### WHAT YOU WILL DO
Scan the records for the string "question"; copy each line where it occurs.

====== RAW DATA ======

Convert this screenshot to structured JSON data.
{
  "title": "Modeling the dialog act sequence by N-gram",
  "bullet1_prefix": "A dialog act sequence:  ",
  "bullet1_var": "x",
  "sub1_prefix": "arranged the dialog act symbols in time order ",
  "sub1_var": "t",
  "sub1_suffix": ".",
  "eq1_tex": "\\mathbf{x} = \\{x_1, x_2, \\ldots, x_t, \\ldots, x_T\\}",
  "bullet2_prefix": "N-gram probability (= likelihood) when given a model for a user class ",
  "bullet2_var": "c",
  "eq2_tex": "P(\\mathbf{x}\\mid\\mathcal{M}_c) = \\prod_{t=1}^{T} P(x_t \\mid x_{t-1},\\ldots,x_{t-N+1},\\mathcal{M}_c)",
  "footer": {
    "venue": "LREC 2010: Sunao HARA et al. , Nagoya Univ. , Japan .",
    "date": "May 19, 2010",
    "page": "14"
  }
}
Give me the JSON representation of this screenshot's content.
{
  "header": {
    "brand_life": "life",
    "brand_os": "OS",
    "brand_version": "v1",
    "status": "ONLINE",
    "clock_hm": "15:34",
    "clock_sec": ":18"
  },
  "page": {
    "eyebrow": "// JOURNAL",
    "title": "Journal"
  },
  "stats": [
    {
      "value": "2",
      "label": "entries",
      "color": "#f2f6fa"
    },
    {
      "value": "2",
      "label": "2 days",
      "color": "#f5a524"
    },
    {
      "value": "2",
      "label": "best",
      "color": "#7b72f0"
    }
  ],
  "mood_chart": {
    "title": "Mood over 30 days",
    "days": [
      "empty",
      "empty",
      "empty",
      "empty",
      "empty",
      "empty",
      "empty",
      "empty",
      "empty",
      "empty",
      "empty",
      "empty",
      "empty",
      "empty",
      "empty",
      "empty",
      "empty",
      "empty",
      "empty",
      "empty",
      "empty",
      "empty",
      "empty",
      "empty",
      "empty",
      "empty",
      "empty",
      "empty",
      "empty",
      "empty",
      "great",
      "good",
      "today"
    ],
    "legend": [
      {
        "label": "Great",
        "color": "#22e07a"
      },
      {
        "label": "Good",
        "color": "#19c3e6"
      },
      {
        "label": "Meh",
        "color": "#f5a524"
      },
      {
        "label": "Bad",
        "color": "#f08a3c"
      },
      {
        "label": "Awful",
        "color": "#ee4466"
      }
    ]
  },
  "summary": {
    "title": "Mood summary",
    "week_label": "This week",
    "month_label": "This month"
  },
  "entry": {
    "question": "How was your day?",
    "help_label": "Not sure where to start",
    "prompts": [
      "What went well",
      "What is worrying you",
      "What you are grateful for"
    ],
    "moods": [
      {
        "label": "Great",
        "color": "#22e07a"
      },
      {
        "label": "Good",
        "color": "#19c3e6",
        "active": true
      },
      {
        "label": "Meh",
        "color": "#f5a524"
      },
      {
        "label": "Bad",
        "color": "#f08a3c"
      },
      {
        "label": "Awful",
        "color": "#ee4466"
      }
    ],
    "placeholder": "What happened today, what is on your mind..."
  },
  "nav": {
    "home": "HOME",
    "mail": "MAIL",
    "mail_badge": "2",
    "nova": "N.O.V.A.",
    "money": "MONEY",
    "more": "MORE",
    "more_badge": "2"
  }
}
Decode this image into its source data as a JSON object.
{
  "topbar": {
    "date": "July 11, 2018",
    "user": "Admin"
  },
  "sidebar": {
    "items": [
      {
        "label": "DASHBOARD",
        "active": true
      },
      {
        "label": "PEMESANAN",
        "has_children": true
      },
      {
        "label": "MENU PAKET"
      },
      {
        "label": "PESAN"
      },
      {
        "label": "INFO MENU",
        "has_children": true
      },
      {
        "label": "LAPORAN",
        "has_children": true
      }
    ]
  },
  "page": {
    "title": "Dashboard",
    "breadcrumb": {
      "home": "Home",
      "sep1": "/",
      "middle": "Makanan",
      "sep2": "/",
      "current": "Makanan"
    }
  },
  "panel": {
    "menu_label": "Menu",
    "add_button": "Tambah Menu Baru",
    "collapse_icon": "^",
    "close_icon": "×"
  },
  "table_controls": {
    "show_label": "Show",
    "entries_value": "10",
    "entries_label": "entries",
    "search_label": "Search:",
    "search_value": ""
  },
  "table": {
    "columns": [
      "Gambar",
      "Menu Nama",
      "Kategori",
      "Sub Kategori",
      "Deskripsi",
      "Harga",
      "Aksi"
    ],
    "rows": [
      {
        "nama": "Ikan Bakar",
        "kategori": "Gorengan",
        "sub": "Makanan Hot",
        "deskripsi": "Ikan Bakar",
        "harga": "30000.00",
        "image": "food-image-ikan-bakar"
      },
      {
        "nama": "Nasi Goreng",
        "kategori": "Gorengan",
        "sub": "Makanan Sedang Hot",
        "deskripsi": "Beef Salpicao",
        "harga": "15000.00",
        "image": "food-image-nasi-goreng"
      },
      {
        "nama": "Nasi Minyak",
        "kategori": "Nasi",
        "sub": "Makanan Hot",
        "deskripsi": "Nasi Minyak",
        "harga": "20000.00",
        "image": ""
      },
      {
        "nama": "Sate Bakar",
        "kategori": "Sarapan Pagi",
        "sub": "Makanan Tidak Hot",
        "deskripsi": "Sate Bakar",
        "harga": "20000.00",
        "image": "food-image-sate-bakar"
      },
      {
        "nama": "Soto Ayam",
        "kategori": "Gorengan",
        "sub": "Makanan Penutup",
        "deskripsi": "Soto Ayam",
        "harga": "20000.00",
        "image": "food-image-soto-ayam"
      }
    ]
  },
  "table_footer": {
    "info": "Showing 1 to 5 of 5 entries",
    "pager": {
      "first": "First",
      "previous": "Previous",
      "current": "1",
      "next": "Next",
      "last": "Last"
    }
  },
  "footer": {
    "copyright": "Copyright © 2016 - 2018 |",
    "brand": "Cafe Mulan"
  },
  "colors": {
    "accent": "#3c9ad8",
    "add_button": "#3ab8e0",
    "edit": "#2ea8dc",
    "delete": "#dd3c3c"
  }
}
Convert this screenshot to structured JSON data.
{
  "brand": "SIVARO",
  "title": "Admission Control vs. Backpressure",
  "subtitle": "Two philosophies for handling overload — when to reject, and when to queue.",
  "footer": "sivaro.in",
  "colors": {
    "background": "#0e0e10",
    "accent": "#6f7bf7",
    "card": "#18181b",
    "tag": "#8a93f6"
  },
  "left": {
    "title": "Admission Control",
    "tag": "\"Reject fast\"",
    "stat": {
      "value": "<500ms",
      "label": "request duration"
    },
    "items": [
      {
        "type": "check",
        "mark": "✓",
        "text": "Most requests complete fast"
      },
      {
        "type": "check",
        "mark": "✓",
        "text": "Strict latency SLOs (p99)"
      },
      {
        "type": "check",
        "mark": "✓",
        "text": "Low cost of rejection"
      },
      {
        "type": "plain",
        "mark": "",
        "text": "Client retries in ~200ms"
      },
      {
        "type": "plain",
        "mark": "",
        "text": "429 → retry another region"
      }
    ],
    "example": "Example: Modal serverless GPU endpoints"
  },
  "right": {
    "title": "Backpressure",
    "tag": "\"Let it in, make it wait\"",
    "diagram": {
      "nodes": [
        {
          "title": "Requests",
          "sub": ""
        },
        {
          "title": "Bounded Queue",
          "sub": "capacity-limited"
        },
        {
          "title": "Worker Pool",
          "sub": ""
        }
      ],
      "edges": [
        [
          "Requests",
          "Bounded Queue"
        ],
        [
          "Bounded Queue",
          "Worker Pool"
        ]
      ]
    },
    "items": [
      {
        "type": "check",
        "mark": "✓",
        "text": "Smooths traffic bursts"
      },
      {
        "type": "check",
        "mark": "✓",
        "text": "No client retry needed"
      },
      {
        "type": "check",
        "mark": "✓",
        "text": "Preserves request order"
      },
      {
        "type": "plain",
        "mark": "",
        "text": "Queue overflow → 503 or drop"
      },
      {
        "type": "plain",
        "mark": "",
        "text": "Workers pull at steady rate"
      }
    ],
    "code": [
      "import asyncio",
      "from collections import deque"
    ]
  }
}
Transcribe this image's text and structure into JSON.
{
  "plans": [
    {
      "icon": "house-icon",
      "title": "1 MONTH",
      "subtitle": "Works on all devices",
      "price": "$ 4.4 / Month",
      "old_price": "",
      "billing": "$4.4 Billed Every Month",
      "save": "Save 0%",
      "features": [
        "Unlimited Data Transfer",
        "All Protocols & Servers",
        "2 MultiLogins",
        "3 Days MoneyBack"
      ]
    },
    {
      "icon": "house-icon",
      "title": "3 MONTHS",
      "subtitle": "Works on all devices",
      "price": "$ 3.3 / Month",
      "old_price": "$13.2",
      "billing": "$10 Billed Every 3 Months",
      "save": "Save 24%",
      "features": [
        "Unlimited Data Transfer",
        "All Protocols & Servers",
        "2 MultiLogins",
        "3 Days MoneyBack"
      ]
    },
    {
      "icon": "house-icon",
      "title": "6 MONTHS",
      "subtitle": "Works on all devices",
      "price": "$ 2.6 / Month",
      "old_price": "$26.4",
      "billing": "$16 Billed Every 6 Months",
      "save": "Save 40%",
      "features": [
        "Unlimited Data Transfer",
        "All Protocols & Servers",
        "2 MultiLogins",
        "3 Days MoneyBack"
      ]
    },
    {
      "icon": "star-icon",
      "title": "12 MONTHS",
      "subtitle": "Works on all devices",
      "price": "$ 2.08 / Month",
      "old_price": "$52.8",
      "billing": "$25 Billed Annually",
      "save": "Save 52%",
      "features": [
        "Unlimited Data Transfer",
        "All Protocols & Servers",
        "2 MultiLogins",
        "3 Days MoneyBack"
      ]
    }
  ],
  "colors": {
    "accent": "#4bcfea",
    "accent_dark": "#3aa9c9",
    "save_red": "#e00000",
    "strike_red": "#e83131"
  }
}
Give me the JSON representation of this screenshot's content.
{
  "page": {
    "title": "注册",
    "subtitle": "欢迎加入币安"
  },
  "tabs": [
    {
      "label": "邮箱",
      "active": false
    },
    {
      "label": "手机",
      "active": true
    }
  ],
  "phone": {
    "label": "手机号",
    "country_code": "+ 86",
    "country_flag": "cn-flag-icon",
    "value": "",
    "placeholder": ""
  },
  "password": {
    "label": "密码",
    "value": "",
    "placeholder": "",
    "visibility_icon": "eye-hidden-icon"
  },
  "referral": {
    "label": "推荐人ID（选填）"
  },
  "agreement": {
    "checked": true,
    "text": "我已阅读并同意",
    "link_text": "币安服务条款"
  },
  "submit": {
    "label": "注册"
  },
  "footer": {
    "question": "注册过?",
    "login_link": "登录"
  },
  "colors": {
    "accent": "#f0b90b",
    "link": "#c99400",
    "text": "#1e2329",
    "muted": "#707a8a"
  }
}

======

### YOUR RESPONSE
    "question": "How was your day?",
    "question": "注册过?",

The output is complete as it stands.